An update about this post:
March 23rd, 2020 - We posted this originally in August of 2019 in response to the news of a data breach and, looking back, it has some great info for any time the world goes a little sideways on us. The truth is that fraudsters have a way of taking advantage of people when we're feeling most vulnerable, so we updated this post today. Read it, share it, and stay safe, friends!
If you’re anything like us, the words “Fraud Alert” make you a little sick to your stomach, right?
Who was it this time? What info can they get? (And, most importantly) How can I protect myself for real?
Hey, we hear you.
A recent big data breach affected more than 100 million Capital One customers and, while Capital One has said it’s “unlikely” the info that leaked was used for fraud, we thought it was a good time to share some tips that will turn “unlikely” info “100% not at all”.
Tip #1: Never (ever, ever) click on a link in a fraud text that looks like it’s from us. If they're real, those fraud notifications will ask you to REPLY with a ‘Yes’, ‘No’, ‘Help’ or ‘Stop’ but won’t have clickable links.
PLUS fraudsters know that the idea of losing money from fraud stresses us out. They bank (pun intended) on the idea that they can pick a random phone number, send a text that says it’s from the fraud department, and they’ll get to steal some sensitive info without having to know anything about where you do your banking. Don’t fall for it friend!
(Bonus Tip: Our fraud department sends those texts from a 5-digit number. If it’s coming from a 10-digit phone number, it’s not them.)
Tip #2: You may get automated calls from our fraud department, but they’ll only ask for your Zip Code unless you confirm that a transaction is fraudulent. If that happens, you’ll be transferred to an agent for more help.
You won’t have to give us the PIN for your card or the CVV (those 3 numbers on the back) if there’s suspected fraud (or for any other reason). In fact, we’d go so far as to say there’s never a reason to tell anyone your PIN (that’s a capital P for Personal) and you’ll only need your CVV to shop online or over the phone.
If someone from the fake “Fraud Department” calls and asks for that info, no matter how serious or legit they sound, hang up and contact us right away.
(Bonus Tip: We know you want to trust your friends and family, but don’t give that PIN number to anyone. If you give them your PIN and they use it to take a little (or a lot of) extra cash for themselves, it can’t be reported as fraud. This makes Thanksgiving super awkward.)
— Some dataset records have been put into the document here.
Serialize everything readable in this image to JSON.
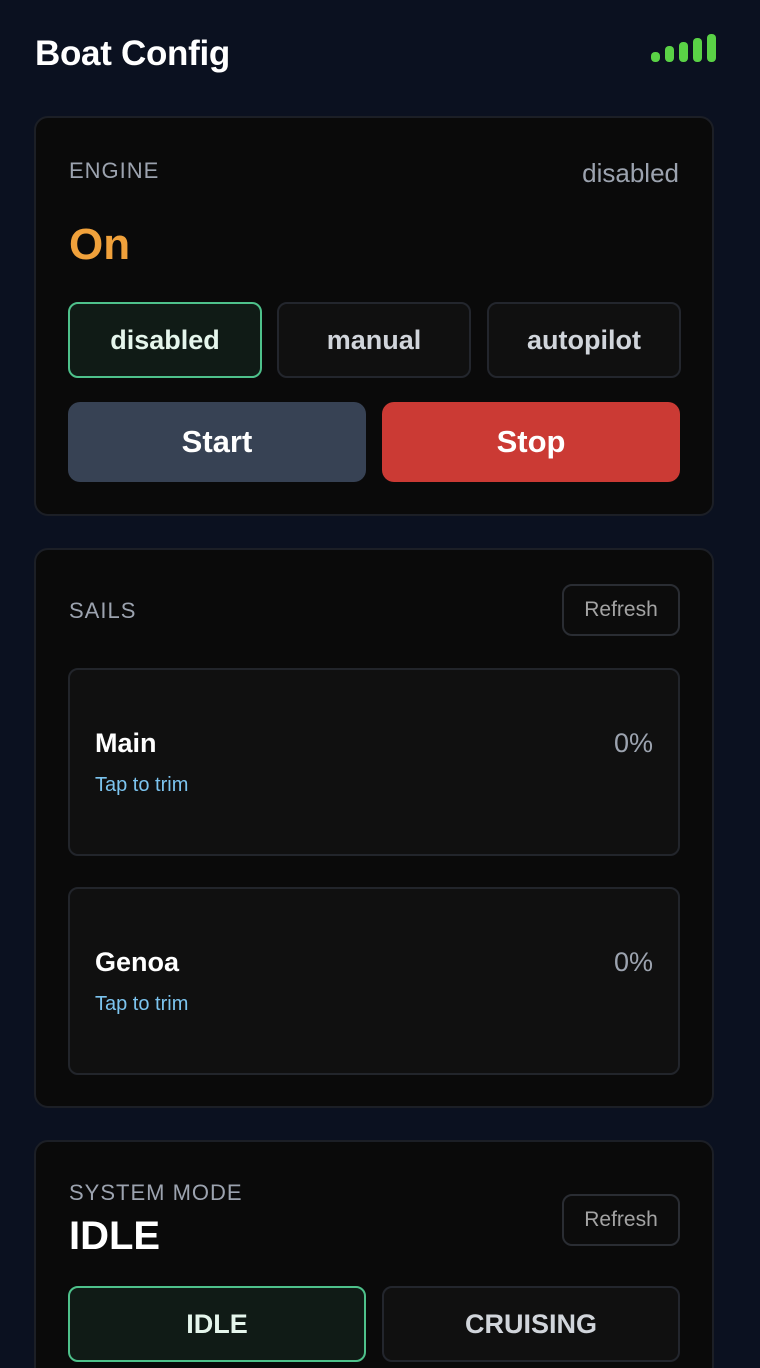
{
  "header": {
    "title": "Boat Config",
    "signal_icon": "signal-strength-icon",
    "signal_color": "#5ad246"
  },
  "engine": {
    "label": "ENGINE",
    "status": "disabled",
    "state": "On",
    "state_color": "#f0a13b",
    "modes": [
      {
        "label": "disabled",
        "active": true
      },
      {
        "label": "manual",
        "active": false
      },
      {
        "label": "autopilot",
        "active": false
      }
    ],
    "start_label": "Start",
    "stop_label": "Stop",
    "stop_color": "#cb3a34"
  },
  "sails": {
    "label": "SAILS",
    "refresh_label": "Refresh",
    "items": [
      {
        "name": "Main",
        "hint": "Tap to trim",
        "value": "0%"
      },
      {
        "name": "Genoa",
        "hint": "Tap to trim",
        "value": "0%"
      }
    ]
  },
  "system_mode": {
    "label": "SYSTEM MODE",
    "value": "IDLE",
    "refresh_label": "Refresh",
    "modes": [
      {
        "label": "IDLE",
        "active": true
      },
      {
        "label": "CRUISING",
        "active": false
      }
    ],
    "active_color": "#4ec18b"
  }
}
Tip #3: The best way to keep your hard-earned cash is to keep an eye on your account online. You can (and should) always look for suspicious activity, but it’s also handy if you get a suspicious fraud call. All it takes is a quick glance to see if the activity they SAY you have on your account is actually ON your account, right?
(Bonus Tip: Want even more control? Download at our CardValet app to see all of our debit card activity, report suspicious activity, and turn your card on and off when you need to.)
The Bottom Line: If you suspect fraud anytime, we’re here for you. Contact us right away and let our amazingly smart and helpful team help you keep more of your money!